That’s when I found out that the crazies were military men. They had darted us with a special chemical that was like what they had originally tested on the bugs in Los Alamos. Only this was engineered for humans. I had felt something moving in my stomach. They told me that a few always got inside you before they could get the special masks on. They said that the acids in my stomach would eat through the bugs quickly once the chemicals kicked in. A finger rubbed over the lens of my mask and I saw the world the way I guess I’ll see it for some time now, through a milky glass.
I will write later. Right now, they are teaching us how to use the dart guns and how to administer the masks to those who are still trapped like we were. I feel so much better now. As we leave, I can’t see the walls of our house for the layers of insects and spiders. I walked outside for the first time in months and looked up to see the sun. I couldn’t. There were so many swarms of things in the sky.
The trees. The barn. The road. The whole landscape.
It was all black and squirming as we waded through it on our way to the trucks.
About the Authors
About the Narrators
Lizzie works in data visualisation, and her work hours are consumed with thinking about data, how it fits together and how to visualise it in a simple manner for others. To escape this she is a keen gamer, writer and reader vanishing off into fantasy worlds for hours at a time. She currently lives with her husband and dreams of a time when they might have space to own a cat or a dog.
Dave Thompson is a pretty awesome guy, even if he disparages pumpkin beer. He lives outside Los Angeles with his wife and three children. Together with co-editor Anna Schwind, he ran PodCastle for five amazing years, stepping down to focus on his own writing in 2015. You can find two of his audiobook narrations on Amazon: Norse Code by Greg Van Eekhout and Briarpatch by Tim Pratt.
Dave is an Escape Artists’ Worldwalker and Storyteller, having been published in, and narrated for, all four EA podcasts.
About the Artist
Barry is a game developer based in Bournemouth, England making freemium games for clients such LEGO and the BBC. His latest game is breaking all records on iOS, not surprising with a title like L”. It’s for younger kids, but if you fancy blasting alien brains check out LEGO Hero Factory Brain Attack.

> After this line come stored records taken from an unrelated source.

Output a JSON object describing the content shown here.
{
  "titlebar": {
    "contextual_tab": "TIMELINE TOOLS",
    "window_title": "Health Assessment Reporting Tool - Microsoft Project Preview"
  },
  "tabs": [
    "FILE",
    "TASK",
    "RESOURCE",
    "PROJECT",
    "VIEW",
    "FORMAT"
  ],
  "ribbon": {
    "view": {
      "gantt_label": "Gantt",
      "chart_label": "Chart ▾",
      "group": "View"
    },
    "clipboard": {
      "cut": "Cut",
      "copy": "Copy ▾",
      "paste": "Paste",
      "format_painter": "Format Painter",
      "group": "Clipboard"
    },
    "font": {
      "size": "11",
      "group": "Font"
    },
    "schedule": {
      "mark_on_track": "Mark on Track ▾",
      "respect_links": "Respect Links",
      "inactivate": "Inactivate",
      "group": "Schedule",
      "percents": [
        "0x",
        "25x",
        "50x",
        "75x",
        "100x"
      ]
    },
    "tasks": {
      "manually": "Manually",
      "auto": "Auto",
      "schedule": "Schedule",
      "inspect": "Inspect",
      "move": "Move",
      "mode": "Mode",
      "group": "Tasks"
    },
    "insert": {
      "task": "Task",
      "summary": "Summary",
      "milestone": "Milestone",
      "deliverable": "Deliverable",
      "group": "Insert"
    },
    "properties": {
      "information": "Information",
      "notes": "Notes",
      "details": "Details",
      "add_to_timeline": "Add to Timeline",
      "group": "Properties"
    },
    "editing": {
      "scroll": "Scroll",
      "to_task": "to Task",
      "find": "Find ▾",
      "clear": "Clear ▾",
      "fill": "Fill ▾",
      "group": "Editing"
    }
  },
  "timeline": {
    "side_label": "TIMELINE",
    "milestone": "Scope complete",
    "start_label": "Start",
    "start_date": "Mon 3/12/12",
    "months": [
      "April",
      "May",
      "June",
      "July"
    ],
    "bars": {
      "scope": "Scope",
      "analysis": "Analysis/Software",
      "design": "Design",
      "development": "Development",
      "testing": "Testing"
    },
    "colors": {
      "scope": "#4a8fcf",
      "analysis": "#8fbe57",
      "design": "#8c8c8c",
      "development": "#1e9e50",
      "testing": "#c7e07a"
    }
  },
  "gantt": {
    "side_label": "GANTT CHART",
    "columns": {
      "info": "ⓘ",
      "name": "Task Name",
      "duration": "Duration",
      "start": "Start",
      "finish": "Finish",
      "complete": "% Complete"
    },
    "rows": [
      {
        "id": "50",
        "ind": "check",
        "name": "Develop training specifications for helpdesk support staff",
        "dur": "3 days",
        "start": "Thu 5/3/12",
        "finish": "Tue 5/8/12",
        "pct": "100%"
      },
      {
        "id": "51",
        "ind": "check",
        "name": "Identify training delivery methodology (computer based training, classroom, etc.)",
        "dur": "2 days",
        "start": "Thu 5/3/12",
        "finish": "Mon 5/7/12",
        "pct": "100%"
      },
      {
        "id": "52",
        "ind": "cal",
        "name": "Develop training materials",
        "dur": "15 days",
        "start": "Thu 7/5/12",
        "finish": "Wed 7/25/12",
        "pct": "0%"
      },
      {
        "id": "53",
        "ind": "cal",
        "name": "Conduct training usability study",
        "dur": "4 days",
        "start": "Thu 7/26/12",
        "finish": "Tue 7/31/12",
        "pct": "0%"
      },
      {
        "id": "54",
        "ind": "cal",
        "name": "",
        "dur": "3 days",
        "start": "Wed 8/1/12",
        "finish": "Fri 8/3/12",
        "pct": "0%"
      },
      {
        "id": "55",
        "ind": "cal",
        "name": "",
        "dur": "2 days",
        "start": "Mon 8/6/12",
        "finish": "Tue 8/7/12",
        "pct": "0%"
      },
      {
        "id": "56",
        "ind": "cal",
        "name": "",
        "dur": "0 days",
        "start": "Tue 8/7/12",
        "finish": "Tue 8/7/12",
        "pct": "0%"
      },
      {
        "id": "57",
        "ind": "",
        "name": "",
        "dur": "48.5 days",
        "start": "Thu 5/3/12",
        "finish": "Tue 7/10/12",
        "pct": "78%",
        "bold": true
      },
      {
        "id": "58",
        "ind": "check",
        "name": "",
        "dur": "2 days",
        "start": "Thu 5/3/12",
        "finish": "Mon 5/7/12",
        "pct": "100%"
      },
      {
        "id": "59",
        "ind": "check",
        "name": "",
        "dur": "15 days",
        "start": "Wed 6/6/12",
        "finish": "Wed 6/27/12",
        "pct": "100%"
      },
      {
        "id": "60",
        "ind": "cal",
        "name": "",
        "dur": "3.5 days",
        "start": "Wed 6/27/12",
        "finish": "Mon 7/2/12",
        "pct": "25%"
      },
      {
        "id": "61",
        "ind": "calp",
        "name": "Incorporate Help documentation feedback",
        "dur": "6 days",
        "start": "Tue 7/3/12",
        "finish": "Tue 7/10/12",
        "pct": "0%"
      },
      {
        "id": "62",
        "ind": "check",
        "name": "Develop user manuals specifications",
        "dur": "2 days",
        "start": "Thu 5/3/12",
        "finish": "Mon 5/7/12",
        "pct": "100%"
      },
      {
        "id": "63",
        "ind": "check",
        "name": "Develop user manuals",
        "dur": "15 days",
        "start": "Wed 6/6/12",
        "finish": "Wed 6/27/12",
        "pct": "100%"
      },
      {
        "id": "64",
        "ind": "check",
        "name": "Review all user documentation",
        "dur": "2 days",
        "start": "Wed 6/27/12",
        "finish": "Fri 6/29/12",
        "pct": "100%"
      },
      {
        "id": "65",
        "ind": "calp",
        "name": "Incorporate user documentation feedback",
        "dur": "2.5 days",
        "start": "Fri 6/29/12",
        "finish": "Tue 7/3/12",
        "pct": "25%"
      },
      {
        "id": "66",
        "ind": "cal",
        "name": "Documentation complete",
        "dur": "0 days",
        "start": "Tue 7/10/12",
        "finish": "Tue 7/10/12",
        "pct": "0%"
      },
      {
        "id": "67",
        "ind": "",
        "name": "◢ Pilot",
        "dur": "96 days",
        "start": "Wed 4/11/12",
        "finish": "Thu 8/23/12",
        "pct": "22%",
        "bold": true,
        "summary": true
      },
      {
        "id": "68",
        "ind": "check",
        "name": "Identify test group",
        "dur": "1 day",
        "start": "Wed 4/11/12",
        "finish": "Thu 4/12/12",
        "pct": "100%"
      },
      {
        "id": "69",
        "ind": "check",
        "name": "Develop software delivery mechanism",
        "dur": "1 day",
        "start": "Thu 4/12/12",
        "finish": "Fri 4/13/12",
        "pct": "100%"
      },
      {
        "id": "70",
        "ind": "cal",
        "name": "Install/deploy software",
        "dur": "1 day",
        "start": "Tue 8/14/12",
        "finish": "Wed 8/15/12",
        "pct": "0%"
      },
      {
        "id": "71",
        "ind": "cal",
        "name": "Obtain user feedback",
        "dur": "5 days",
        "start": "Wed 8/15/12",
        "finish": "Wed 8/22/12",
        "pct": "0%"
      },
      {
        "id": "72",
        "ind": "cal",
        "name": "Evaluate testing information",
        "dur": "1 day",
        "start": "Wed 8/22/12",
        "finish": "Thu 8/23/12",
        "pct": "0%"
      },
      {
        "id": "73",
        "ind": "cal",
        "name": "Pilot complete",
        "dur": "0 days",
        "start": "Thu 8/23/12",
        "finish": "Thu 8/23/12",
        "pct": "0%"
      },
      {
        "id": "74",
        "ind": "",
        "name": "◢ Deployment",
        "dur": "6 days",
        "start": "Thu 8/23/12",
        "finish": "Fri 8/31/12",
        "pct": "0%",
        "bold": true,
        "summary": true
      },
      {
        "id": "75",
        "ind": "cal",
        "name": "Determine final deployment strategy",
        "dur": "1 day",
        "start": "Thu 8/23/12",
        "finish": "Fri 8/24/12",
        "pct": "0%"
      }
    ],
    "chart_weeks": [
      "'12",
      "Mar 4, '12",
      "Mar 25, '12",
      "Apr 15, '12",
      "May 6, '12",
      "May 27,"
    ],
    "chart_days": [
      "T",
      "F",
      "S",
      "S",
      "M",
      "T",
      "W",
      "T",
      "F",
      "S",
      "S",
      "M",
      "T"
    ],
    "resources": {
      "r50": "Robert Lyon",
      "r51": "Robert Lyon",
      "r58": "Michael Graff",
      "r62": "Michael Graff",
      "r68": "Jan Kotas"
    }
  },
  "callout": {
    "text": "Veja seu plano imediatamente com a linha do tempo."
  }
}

All this game developing has meant that Barry hasn’t been as active in the podcasting and fiction world as he used to be. He still does the occasional narration for other shows, such as The Drabblecast, and appears on Cast of Wonders from time to time.